This time around it's a duo called Foulaa System made up of the west African duo, Alain Missala & Daveman. The two hit us up on Twitter and we liked what we heard. The most surprising thing about Foulaa System is that the two live in Berlin! A diverse but still unusual place for west African club pop. The duo claims the following: "Foulaa System considers itself to be the first true representative of the music genre called: Afro Pop. It's a unique global pop music that won't let you sit still."

Well, that is quite a statement. True or not, the two put out some infectiously catchy electro-pop. Their sound has a welcomed old-school sound full of an unabashed carefree mood. Just what we need sometimes.

Also, check out that necklace!

Here more at their Myspace.

Wednesday, November 2, 2011

Afropop Worldwide November Mix 2011: Egypt Series Vol. 1

This month our mixtape is exclusively music from Egypt.
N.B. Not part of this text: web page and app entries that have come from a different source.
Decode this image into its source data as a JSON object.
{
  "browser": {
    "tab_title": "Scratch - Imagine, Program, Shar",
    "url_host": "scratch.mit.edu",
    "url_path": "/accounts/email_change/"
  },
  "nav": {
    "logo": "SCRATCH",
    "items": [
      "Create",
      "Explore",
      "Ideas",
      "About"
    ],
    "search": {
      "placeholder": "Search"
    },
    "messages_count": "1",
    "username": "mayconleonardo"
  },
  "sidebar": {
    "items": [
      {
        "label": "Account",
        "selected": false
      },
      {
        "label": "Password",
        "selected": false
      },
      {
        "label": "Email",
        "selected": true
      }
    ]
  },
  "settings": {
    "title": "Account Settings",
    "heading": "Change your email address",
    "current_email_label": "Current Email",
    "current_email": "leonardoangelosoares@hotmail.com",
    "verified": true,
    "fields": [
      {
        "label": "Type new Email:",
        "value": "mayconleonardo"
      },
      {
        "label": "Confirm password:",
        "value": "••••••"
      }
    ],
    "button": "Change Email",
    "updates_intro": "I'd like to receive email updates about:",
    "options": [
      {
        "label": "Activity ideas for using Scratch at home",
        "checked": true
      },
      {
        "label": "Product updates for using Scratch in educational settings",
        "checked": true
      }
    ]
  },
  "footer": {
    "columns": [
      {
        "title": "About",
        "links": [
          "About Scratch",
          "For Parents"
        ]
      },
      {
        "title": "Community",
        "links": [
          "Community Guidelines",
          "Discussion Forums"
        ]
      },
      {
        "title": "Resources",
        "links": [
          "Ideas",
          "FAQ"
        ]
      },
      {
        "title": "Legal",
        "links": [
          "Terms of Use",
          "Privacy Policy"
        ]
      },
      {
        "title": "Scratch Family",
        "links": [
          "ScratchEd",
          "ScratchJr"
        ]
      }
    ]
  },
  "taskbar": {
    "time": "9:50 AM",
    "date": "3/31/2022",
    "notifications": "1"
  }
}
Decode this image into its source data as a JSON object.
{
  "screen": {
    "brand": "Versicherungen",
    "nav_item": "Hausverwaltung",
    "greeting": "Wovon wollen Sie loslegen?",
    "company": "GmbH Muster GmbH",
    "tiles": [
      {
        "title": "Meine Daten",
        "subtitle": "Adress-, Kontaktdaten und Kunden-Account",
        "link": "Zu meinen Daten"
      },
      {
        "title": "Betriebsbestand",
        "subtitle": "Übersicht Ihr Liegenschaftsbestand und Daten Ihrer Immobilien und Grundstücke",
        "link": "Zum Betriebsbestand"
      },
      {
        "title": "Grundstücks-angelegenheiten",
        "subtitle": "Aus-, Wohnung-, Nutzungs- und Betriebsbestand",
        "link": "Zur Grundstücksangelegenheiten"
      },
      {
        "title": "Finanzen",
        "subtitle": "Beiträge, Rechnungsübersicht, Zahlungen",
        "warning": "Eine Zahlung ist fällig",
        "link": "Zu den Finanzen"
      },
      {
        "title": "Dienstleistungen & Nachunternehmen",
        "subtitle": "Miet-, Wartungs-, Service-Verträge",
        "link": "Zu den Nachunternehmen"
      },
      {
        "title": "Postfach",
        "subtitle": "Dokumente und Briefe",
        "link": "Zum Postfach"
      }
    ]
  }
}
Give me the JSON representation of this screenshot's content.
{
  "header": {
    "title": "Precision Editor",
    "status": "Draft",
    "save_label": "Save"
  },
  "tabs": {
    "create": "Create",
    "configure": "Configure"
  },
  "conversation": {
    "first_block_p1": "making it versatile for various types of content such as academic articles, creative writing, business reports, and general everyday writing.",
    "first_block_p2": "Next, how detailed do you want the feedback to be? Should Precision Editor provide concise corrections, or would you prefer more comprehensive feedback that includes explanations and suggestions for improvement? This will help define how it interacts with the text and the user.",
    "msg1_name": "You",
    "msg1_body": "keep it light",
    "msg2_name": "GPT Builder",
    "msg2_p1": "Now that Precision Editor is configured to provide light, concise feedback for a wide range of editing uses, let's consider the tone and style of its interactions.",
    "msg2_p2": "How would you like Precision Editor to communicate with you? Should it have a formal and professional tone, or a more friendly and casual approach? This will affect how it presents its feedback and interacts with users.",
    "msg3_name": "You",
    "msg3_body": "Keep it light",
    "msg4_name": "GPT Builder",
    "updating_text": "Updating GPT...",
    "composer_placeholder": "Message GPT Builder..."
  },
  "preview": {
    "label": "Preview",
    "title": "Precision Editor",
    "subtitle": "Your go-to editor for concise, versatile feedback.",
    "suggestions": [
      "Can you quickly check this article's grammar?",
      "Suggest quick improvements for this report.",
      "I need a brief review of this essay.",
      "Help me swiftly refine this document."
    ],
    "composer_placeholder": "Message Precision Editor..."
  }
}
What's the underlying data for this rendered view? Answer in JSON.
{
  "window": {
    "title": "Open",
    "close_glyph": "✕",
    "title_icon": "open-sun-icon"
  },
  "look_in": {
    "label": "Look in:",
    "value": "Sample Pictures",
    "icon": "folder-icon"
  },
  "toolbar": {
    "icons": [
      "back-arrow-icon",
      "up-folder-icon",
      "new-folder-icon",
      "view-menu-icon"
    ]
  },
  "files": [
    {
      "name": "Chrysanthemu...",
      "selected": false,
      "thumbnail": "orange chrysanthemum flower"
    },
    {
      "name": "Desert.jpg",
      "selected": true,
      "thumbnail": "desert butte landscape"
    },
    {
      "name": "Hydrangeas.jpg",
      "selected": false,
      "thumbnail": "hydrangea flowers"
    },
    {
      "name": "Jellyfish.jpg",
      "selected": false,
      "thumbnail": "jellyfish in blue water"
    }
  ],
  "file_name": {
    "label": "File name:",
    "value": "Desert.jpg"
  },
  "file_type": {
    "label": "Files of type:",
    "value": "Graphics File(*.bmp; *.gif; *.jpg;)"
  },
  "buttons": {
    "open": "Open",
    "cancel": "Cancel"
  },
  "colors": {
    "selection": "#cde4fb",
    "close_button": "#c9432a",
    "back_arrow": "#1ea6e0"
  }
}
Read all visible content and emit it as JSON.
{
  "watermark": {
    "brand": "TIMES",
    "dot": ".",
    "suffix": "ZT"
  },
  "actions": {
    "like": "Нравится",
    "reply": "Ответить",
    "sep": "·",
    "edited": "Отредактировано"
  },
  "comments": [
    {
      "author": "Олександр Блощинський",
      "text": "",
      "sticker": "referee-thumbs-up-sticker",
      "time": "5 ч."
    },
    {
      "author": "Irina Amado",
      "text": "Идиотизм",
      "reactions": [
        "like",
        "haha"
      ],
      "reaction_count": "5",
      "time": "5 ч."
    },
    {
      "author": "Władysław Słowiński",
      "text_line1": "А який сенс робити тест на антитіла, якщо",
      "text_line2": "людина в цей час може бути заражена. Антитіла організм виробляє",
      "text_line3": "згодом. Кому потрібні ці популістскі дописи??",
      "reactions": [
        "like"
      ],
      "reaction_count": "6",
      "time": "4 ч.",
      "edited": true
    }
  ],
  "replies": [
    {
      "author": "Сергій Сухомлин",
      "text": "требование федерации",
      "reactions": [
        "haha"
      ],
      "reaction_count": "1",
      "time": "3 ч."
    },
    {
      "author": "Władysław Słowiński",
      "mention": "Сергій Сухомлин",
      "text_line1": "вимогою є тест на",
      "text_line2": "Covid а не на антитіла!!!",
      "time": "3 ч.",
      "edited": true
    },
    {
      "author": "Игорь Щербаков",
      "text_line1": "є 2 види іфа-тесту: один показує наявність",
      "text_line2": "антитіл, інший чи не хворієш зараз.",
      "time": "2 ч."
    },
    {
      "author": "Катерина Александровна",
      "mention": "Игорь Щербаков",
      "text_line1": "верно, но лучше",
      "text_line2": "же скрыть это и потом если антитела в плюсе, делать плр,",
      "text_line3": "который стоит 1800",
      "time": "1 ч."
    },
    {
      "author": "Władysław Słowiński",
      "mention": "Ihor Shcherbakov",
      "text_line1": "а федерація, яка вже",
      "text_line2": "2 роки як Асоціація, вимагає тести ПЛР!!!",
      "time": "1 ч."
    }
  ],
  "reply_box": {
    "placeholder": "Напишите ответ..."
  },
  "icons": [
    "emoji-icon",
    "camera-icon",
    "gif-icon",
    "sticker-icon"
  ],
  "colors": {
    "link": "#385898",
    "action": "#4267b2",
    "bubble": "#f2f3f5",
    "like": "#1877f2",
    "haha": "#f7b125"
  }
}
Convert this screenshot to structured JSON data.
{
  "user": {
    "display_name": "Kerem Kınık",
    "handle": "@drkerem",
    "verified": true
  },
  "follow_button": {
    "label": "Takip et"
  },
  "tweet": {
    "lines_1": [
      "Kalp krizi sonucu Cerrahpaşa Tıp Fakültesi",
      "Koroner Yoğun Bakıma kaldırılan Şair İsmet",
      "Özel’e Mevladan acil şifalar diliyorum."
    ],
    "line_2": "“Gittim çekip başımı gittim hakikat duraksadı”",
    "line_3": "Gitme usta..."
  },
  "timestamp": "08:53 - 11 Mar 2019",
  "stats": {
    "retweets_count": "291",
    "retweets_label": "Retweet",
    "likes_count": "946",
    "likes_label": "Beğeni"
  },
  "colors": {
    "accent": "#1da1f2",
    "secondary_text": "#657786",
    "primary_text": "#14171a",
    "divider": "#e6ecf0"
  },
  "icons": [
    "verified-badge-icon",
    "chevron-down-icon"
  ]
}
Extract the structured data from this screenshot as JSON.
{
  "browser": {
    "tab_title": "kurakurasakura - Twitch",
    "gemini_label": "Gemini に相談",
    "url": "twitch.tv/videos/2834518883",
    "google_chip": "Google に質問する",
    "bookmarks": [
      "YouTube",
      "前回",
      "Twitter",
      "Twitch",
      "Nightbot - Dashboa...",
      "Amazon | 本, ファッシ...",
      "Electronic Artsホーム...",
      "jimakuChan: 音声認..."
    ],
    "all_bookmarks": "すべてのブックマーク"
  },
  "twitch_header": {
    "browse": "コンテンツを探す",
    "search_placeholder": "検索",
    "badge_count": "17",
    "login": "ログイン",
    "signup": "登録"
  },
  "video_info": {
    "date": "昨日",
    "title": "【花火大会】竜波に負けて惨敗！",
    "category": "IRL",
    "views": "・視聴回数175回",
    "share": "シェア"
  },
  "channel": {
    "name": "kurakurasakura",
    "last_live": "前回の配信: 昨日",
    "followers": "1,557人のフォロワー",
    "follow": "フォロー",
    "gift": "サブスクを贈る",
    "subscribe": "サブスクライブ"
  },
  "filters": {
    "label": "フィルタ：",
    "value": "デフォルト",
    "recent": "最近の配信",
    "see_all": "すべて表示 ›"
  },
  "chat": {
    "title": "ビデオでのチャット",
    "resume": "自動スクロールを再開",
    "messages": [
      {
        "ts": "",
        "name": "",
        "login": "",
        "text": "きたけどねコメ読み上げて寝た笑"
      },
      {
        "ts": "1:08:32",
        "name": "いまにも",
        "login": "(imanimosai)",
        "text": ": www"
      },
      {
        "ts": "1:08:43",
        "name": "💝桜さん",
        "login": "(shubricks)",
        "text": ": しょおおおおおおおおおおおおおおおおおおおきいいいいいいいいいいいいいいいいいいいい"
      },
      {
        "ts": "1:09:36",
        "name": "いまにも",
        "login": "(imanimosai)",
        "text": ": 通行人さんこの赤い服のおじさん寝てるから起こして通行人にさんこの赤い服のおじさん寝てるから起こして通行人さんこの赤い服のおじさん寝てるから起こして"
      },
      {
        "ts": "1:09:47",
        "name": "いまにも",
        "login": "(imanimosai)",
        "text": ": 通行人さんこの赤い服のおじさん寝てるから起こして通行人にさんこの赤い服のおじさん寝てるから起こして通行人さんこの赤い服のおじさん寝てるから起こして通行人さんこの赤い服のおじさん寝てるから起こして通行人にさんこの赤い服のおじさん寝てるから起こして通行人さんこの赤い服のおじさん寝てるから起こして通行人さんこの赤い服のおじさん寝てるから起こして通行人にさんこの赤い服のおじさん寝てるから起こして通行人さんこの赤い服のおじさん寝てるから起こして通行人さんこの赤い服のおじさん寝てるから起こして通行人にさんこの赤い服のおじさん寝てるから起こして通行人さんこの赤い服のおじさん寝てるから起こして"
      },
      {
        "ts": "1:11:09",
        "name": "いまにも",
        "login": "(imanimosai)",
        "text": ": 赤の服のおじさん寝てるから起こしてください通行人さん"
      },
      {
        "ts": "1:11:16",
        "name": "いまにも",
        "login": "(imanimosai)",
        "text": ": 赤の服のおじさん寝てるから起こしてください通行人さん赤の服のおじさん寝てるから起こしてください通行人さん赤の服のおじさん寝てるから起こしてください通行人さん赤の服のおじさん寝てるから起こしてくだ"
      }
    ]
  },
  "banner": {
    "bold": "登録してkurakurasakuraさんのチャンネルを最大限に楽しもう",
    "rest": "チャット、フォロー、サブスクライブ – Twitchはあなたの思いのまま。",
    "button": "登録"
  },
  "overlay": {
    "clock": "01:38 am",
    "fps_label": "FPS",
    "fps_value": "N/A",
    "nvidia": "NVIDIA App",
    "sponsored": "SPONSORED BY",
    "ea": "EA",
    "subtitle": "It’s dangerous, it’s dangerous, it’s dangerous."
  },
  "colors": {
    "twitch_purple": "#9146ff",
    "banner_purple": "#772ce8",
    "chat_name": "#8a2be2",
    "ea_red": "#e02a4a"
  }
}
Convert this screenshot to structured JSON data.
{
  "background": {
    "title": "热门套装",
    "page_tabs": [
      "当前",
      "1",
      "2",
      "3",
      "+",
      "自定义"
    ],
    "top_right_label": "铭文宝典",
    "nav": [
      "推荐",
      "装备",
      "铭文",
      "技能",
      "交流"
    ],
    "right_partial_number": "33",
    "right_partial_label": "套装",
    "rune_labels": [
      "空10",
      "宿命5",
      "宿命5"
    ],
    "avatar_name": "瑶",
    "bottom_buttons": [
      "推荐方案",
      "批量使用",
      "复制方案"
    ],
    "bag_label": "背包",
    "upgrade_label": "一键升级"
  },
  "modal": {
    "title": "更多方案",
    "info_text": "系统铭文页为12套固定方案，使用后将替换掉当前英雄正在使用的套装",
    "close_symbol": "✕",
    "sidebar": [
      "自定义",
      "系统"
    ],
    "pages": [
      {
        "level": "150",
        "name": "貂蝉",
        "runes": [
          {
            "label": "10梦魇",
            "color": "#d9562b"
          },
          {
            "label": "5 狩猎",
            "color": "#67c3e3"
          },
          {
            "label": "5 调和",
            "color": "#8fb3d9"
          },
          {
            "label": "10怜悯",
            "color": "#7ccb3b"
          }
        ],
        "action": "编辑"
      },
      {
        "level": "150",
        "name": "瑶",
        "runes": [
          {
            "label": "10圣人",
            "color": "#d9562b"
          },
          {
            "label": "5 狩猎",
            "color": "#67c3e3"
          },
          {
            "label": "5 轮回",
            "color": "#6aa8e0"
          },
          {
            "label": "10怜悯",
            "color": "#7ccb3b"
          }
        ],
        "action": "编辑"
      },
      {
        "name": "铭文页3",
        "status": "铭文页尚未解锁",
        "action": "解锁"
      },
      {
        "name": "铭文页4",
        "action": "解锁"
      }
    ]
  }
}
Consider it a prelude to the second installment of our 4-part Hip Deep Egypt series, "Cairo: Hollywood of the Middle East."

On this mix you'll hear sh'abi street music, pop legend Mohamed Mournir, Egyptian post-rock and much more. Remember click the little black arrow on the right to download it.

Afropop Worldwide November Mix 2011: Egypt Series Vol. 1 by Afropop Worldwide

Here is the track list!

Rango - Major (Bride of the Zar)

Saad - Bel Enab (El Hantour)

Hooba - Hangreen Al Shisha (Debbie New Shaabi  Vol. 1)

Arabian Knights - Domo3 L Madina ft. Lana Ghassan, MC Amin (United States of Arabia)

Hamza Namira - Taghreeb II (Insan)

Mahmoum El Husseiny - Ana Leh (New Mazzika)

Mahmoud El Leithy - Madad El Desougi (Debbie New Shaabi Vol. 3)

Mohamed Mournir - Talab E'ssamaah (Fii Ischk El'banaat)

Lally - El Tanbura

Simplexity - Thin Air: A Complex Outcome (Click to Start)

Award-winning documentary 'Bouncing Cats' Gets National TV Premiere

Award-winning documentary Bouncing Cats is getting a national premiere via the Documentary Channel. The film, narrated by Common and featuring interviews with Will.I.Am, and K’Naan, follows the legendary Crazy Legs of the Rock Steady Crew and b-boy Abramz, the founder of Breakdance Project Uganda (BPU), on a journey to unify, empower and inspire youth in the war torn region that has been called one of the worst places on earth to be a child.

We covered the documentary last year when it showed in New York. In our coverage, Banning Eyre noted the film's poignancy by not straying from the realities of the project. As he noted, "This film does not shy away from harsh realities. It shows the power of artistic outreach, but also its limitations. [...] The kids are indeed empowered and uplifted by dance, but their problems remain. We feel not so much that they have been rescued, but that at least they've been given a glimpse of what rescue might look like, and shown that they can and must be the rescuers."

The documentary airs on Saturday, November 18th at 8pm (EST/PST) and again at 11pm. There will be repeat airings on November 25th, December 29th, January 26th & 27th.

For more information visit

Tuesday, November 1, 2011

Akwabaa Releases FOKN Bois & Irie Maffia Remixes

Akwabaa Music just announced the release of a 9-track album of remixes off the FOKN Bois 2011 EP, The FOKN Dunaquest in Budapest. Made up of Ghanaian rappers M3nsa and Wanlov the Kubolor, the two hooked up with ELO from Hungarian production team Irie Maffia earlier this year resulting in the above mentioned release. The EP is full of infectious, catchy house-infused hip hop. We loved the album so much that we featured tracks on both the Trans-National Hip Hop Train and our recent Mixtape Special show (both downloadable).

The remixes feature a number of different DJs from across the international scene including Slap In The Bass, Nobody Moves, Superstereo, URH and Jumo Daddy (Irie Maffia), and many others. The result is a eclectic nine-tracks that covers a number of hot styles pulsating out of clubs across the globe and through our DSL connection right now including Moobahton, dubstep, electro-cumbia and a whole lot more.

Akwabaa has taken it all step further though and offered the EP for free during the entire month of November!

Download and/or stream below. Read more about the release at Akwabaa.

The FOKN Dunaquest in Budapest Remix Album by Irie Maffia Production